::: MATERIAL TO PROCESS :::
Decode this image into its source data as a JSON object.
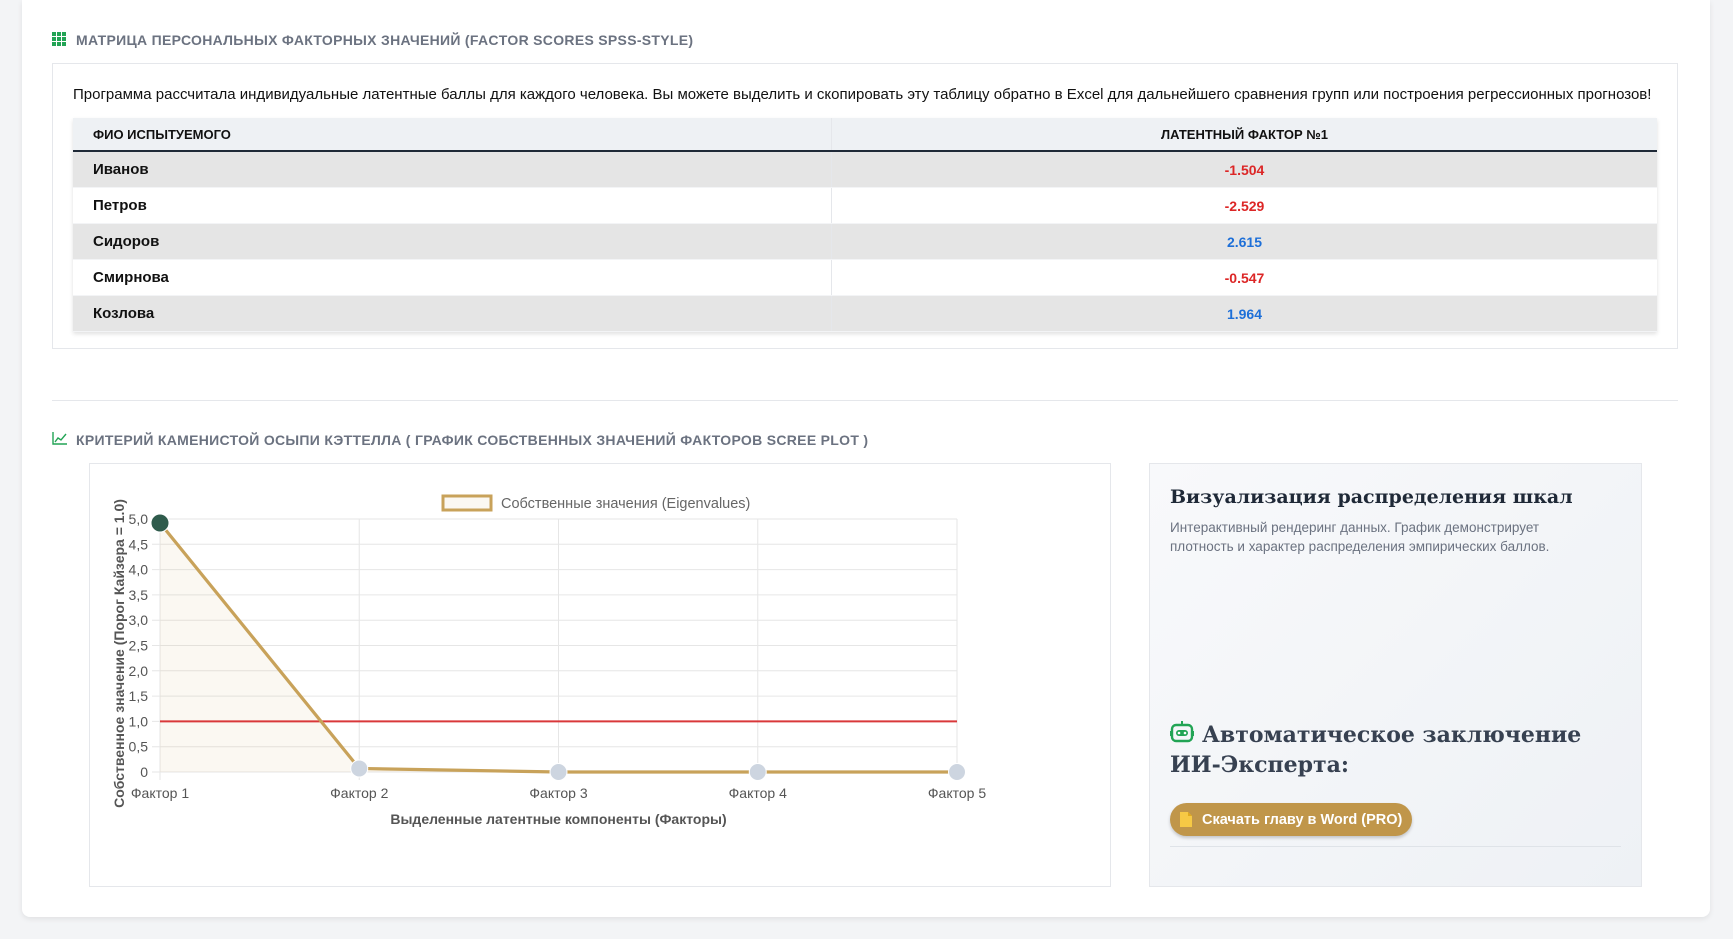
{
  "matrix": {
    "title": "МАТРИЦА ПЕРСОНАЛЬНЫХ ФАКТОРНЫХ ЗНАЧЕНИЙ (FACTOR SCORES SPSS-STYLE)",
    "icon": "grid-icon",
    "description": "Программа рассчитала индивидуальные латентные баллы для каждого человека. Вы можете выделить и скопировать эту таблицу обратно в Excel для дальнейшего сравнения групп или построения регрессионных прогнозов!",
    "columns": [
      "ФИО ИСПЫТУЕМОГО",
      "ЛАТЕНТНЫЙ ФАКТОР №1"
    ],
    "rows": [
      {
        "name": "Иванов",
        "score": "-1.504"
      },
      {
        "name": "Петров",
        "score": "-2.529"
      },
      {
        "name": "Сидоров",
        "score": "2.615"
      },
      {
        "name": "Смирнова",
        "score": "-0.547"
      },
      {
        "name": "Козлова",
        "score": "1.964"
      }
    ],
    "colors": {
      "negative": "#dc2626",
      "positive": "#1d6fd8"
    }
  },
  "scree": {
    "title": "КРИТЕРИЙ КАМЕНИСТОЙ ОСЫПИ КЭТТЕЛЛА ( ГРАФИК СОБСТВЕННЫХ ЗНАЧЕНИЙ ФАКТОРОВ SCREE PLOT )",
    "icon": "line-chart-icon"
  },
  "chart_data": {
    "type": "line",
    "categories": [
      "Фактор 1",
      "Фактор 2",
      "Фактор 3",
      "Фактор 4",
      "Фактор 5"
    ],
    "series": [
      {
        "name": "Собственные значения (Eigenvalues)",
        "values": [
          4.92,
          0.07,
          0.0,
          0.0,
          0.0
        ],
        "color": "#c8a25a"
      }
    ],
    "reference_line": {
      "y": 1.0,
      "color": "#d9383a"
    },
    "xlabel": "Выделенные латентные компоненты (Факторы)",
    "ylabel": "Собственное значение (Порог Кайзера = 1.0)",
    "ylim": [
      0,
      5
    ],
    "yticks": [
      "0",
      "0,5",
      "1,0",
      "1,5",
      "2,0",
      "2,5",
      "3,0",
      "3,5",
      "4,0",
      "4,5",
      "5,0"
    ],
    "grid": true,
    "legend_position": "top-center"
  },
  "side_panel": {
    "title": "Визуализация распределения шкал",
    "description": "Интерактивный рендеринг данных. График демонстрирует плотность и характер распределения эмпирических баллов.",
    "ai_heading": "Автоматическое заключение ИИ-Эксперта:",
    "ai_icon": "robot-icon",
    "download_label": "Скачать главу в Word (PRO)",
    "download_icon": "document-icon",
    "accent": "#c0964a"
  }
}
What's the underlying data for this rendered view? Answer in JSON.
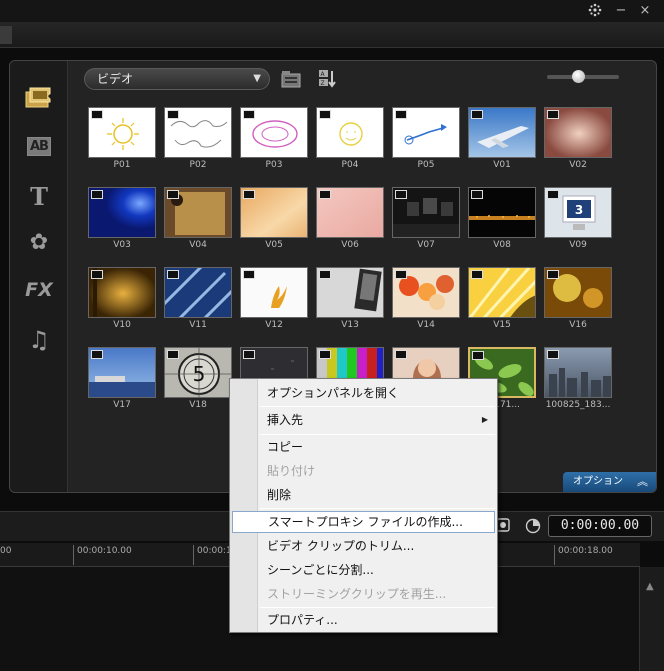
{
  "window": {
    "settings_icon": "gear-icon",
    "minimize_glyph": "−",
    "close_glyph": "×"
  },
  "library": {
    "folder_select_value": "ビデオ",
    "option_button_label": "オプション",
    "sidebar": [
      "media-icon",
      "transition-icon",
      "title-icon",
      "graphic-icon",
      "fx-icon",
      "audio-icon"
    ],
    "sidebar_text": {
      "transition": "AB",
      "title": "T",
      "fx": "FX",
      "audio": "♫",
      "graphic": "✿"
    },
    "clips": [
      {
        "label": "P01",
        "kind": "sketch-sun"
      },
      {
        "label": "P02",
        "kind": "sketch-map"
      },
      {
        "label": "P03",
        "kind": "sketch-pink"
      },
      {
        "label": "P04",
        "kind": "sketch-yellow"
      },
      {
        "label": "P05",
        "kind": "sketch-arrow"
      },
      {
        "label": "V01",
        "kind": "sky-plane"
      },
      {
        "label": "V02",
        "kind": "soft-pink"
      },
      {
        "label": "V03",
        "kind": "blue-light"
      },
      {
        "label": "V04",
        "kind": "parchment"
      },
      {
        "label": "V05",
        "kind": "peach"
      },
      {
        "label": "V06",
        "kind": "blush"
      },
      {
        "label": "V07",
        "kind": "dark-screens"
      },
      {
        "label": "V08",
        "kind": "night-city"
      },
      {
        "label": "V09",
        "kind": "monitor-3"
      },
      {
        "label": "V10",
        "kind": "golden-film"
      },
      {
        "label": "V11",
        "kind": "blue-streaks"
      },
      {
        "label": "V12",
        "kind": "splash"
      },
      {
        "label": "V13",
        "kind": "photo-gray"
      },
      {
        "label": "V14",
        "kind": "balloons"
      },
      {
        "label": "V15",
        "kind": "yellow-rays"
      },
      {
        "label": "V16",
        "kind": "gold-bokeh"
      },
      {
        "label": "V17",
        "kind": "seaside"
      },
      {
        "label": "V18",
        "kind": "countdown"
      },
      {
        "label": "",
        "kind": "dark-noise"
      },
      {
        "label": "",
        "kind": "color-bars"
      },
      {
        "label": "",
        "kind": "portrait"
      },
      {
        "label": "5_171...",
        "kind": "green-leaves"
      },
      {
        "label": "100825_183...",
        "kind": "cityscape"
      }
    ],
    "countdown_digit": "5",
    "monitor_digit": "3"
  },
  "timeline": {
    "timecode": "0:00:00.00",
    "ruler_ticks": [
      "00",
      "00:00:10.00",
      "00:00:1",
      "00:00:18.00"
    ]
  },
  "context_menu": {
    "items": [
      {
        "label": "オプションパネルを開く",
        "enabled": true
      },
      {
        "label": "挿入先",
        "enabled": true,
        "submenu": true
      },
      {
        "label": "コピー",
        "enabled": true
      },
      {
        "label": "貼り付け",
        "enabled": false
      },
      {
        "label": "削除",
        "enabled": true
      },
      {
        "label": "スマートプロキシ ファイルの作成...",
        "enabled": true,
        "highlighted": true
      },
      {
        "label": "ビデオ クリップのトリム...",
        "enabled": true
      },
      {
        "label": "シーンごとに分割...",
        "enabled": true
      },
      {
        "label": "ストリーミングクリップを再生...",
        "enabled": false
      },
      {
        "label": "プロパティ...",
        "enabled": true
      }
    ]
  },
  "colors": {
    "accent_option": "#2f6fa8",
    "selection_border": "#d8b860",
    "menu_highlight_border": "#8aa8cc"
  }
}
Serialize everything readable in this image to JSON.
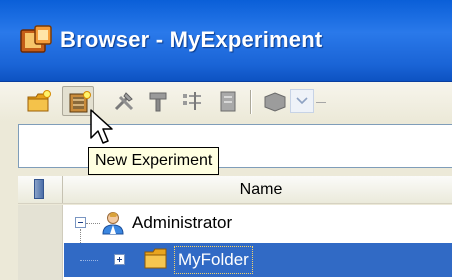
{
  "window": {
    "title": "Browser - MyExperiment"
  },
  "toolbar": {
    "buttons": [
      {
        "icon": "new-folder-icon"
      },
      {
        "icon": "new-experiment-icon",
        "state": "hovered"
      },
      {
        "icon": "tools-icon"
      },
      {
        "icon": "hammer-icon"
      },
      {
        "icon": "properties-icon"
      },
      {
        "icon": "document-icon"
      },
      {
        "icon": "module-icon"
      },
      {
        "icon": "dropdown-chevron-icon"
      }
    ]
  },
  "tooltip": {
    "text": "New Experiment"
  },
  "columns": {
    "name": "Name"
  },
  "tree": {
    "nodes": [
      {
        "label": "Administrator",
        "icon": "user-icon",
        "expanded": true,
        "selected": false
      },
      {
        "label": "MyFolder",
        "icon": "folder-icon",
        "expanded": false,
        "selected": true
      }
    ]
  },
  "colors": {
    "titlebar": "#1a64d6",
    "selection": "#316ac5",
    "tooltip_bg": "#ffffe1"
  }
}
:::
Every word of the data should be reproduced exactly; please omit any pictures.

Decode this image into its source data as a JSON object.
{
  "matrix": {
    "title": "МАТРИЦА ПЕРСОНАЛЬНЫХ ФАКТОРНЫХ ЗНАЧЕНИЙ (FACTOR SCORES SPSS-STYLE)",
    "icon": "grid-icon",
    "description": "Программа рассчитала индивидуальные латентные баллы для каждого человека. Вы можете выделить и скопировать эту таблицу обратно в Excel для дальнейшего сравнения групп или построения регрессионных прогнозов!",
    "columns": [
      "ФИО ИСПЫТУЕМОГО",
      "ЛАТЕНТНЫЙ ФАКТОР №1"
    ],
    "rows": [
      {
        "name": "Иванов",
        "score": "-1.504"
      },
      {
        "name": "Петров",
        "score": "-2.529"
      },
      {
        "name": "Сидоров",
        "score": "2.615"
      },
      {
        "name": "Смирнова",
        "score": "-0.547"
      },
      {
        "name": "Козлова",
        "score": "1.964"
      }
    ],
    "colors": {
      "negative": "#dc2626",
      "positive": "#1d6fd8"
    }
  },
  "scree": {
    "title": "КРИТЕРИЙ КАМЕНИСТОЙ ОСЫПИ КЭТТЕЛЛА ( ГРАФИК СОБСТВЕННЫХ ЗНАЧЕНИЙ ФАКТОРОВ SCREE PLOT )",
    "icon": "line-chart-icon"
  },
  "chart_data": {
    "type": "line",
    "categories": [
      "Фактор 1",
      "Фактор 2",
      "Фактор 3",
      "Фактор 4",
      "Фактор 5"
    ],
    "series": [
      {
        "name": "Собственные значения (Eigenvalues)",
        "values": [
          4.92,
          0.07,
          0.0,
          0.0,
          0.0
        ],
        "color": "#c8a25a"
      }
    ],
    "reference_line": {
      "y": 1.0,
      "color": "#d9383a"
    },
    "xlabel": "Выделенные латентные компоненты (Факторы)",
    "ylabel": "Собственное значение (Порог Кайзера = 1.0)",
    "ylim": [
      0,
      5
    ],
    "yticks": [
      "0",
      "0,5",
      "1,0",
      "1,5",
      "2,0",
      "2,5",
      "3,0",
      "3,5",
      "4,0",
      "4,5",
      "5,0"
    ],
    "grid": true,
    "legend_position": "top-center"
  },
  "side_panel": {
    "title": "Визуализация распределения шкал",
    "description": "Интерактивный рендеринг данных. График демонстрирует плотность и характер распределения эмпирических баллов.",
    "ai_heading": "Автоматическое заключение ИИ-Эксперта:",
    "ai_icon": "robot-icon",
    "download_label": "Скачать главу в Word (PRO)",
    "download_icon": "document-icon",
    "accent": "#c0964a"
  }
}
What's the underlying data for this rendered view? Answer in JSON.
{
  "window": {
    "settings_icon": "gear-icon",
    "minimize_glyph": "−",
    "close_glyph": "×"
  },
  "library": {
    "folder_select_value": "ビデオ",
    "option_button_label": "オプション",
    "sidebar": [
      "media-icon",
      "transition-icon",
      "title-icon",
      "graphic-icon",
      "fx-icon",
      "audio-icon"
    ],
    "sidebar_text": {
      "transition": "AB",
      "title": "T",
      "fx": "FX",
      "audio": "♫",
      "graphic": "✿"
    },
    "clips": [
      {
        "label": "P01",
        "kind": "sketch-sun"
      },
      {
        "label": "P02",
        "kind": "sketch-map"
      },
      {
        "label": "P03",
        "kind": "sketch-pink"
      },
      {
        "label": "P04",
        "kind": "sketch-yellow"
      },
      {
        "label": "P05",
        "kind": "sketch-arrow"
      },
      {
        "label": "V01",
        "kind": "sky-plane"
      },
      {
        "label": "V02",
        "kind": "soft-pink"
      },
      {
        "label": "V03",
        "kind": "blue-light"
      },
      {
        "label": "V04",
        "kind": "parchment"
      },
      {
        "label": "V05",
        "kind": "peach"
      },
      {
        "label": "V06",
        "kind": "blush"
      },
      {
        "label": "V07",
        "kind": "dark-screens"
      },
      {
        "label": "V08",
        "kind": "night-city"
      },
      {
        "label": "V09",
        "kind": "monitor-3"
      },
      {
        "label": "V10",
        "kind": "golden-film"
      },
      {
        "label": "V11",
        "kind": "blue-streaks"
      },
      {
        "label": "V12",
        "kind": "splash"
      },
      {
        "label": "V13",
        "kind": "photo-gray"
      },
      {
        "label": "V14",
        "kind": "balloons"
      },
      {
        "label": "V15",
        "kind": "yellow-rays"
      },
      {
        "label": "V16",
        "kind": "gold-bokeh"
      },
      {
        "label": "V17",
        "kind": "seaside"
      },
      {
        "label": "V18",
        "kind": "countdown"
      },
      {
        "label": "",
        "kind": "dark-noise"
      },
      {
        "label": "",
        "kind": "color-bars"
      },
      {
        "label": "",
        "kind": "portrait"
      },
      {
        "label": "5_171...",
        "kind": "green-leaves"
      },
      {
        "label": "100825_183...",
        "kind": "cityscape"
      }
    ],
    "countdown_digit": "5",
    "monitor_digit": "3"
  },
  "timeline": {
    "timecode": "0:00:00.00",
    "ruler_ticks": [
      "00",
      "00:00:10.00",
      "00:00:1",
      "00:00:18.00"
    ]
  },
  "context_menu": {
    "items": [
      {
        "label": "オプションパネルを開く",
        "enabled": true
      },
      {
        "label": "挿入先",
        "enabled": true,
        "submenu": true
      },
      {
        "label": "コピー",
        "enabled": true
      },
      {
        "label": "貼り付け",
        "enabled": false
      },
      {
        "label": "削除",
        "enabled": true
      },
      {
        "label": "スマートプロキシ ファイルの作成...",
        "enabled": true,
        "highlighted": true
      },
      {
        "label": "ビデオ クリップのトリム...",
        "enabled": true
      },
      {
        "label": "シーンごとに分割...",
        "enabled": true
      },
      {
        "label": "ストリーミングクリップを再生...",
        "enabled": false
      },
      {
        "label": "プロパティ...",
        "enabled": true
      }
    ]
  },
  "colors": {
    "accent_option": "#2f6fa8",
    "selection_border": "#d8b860",
    "menu_highlight_border": "#8aa8cc"
  }
}
Serialize everything readable in this image to JSON.
{
  "window": {
    "title": "Browser - MyExperiment"
  },
  "toolbar": {
    "buttons": [
      {
        "icon": "new-folder-icon"
      },
      {
        "icon": "new-experiment-icon",
        "state": "hovered"
      },
      {
        "icon": "tools-icon"
      },
      {
        "icon": "hammer-icon"
      },
      {
        "icon": "properties-icon"
      },
      {
        "icon": "document-icon"
      },
      {
        "icon": "module-icon"
      },
      {
        "icon": "dropdown-chevron-icon"
      }
    ]
  },
  "tooltip": {
    "text": "New Experiment"
  },
  "columns": {
    "name": "Name"
  },
  "tree": {
    "nodes": [
      {
        "label": "Administrator",
        "icon": "user-icon",
        "expanded": true,
        "selected": false
      },
      {
        "label": "MyFolder",
        "icon": "folder-icon",
        "expanded": false,
        "selected": true
      }
    ]
  },
  "colors": {
    "titlebar": "#1a64d6",
    "selection": "#316ac5",
    "tooltip_bg": "#ffffe1"
  }
}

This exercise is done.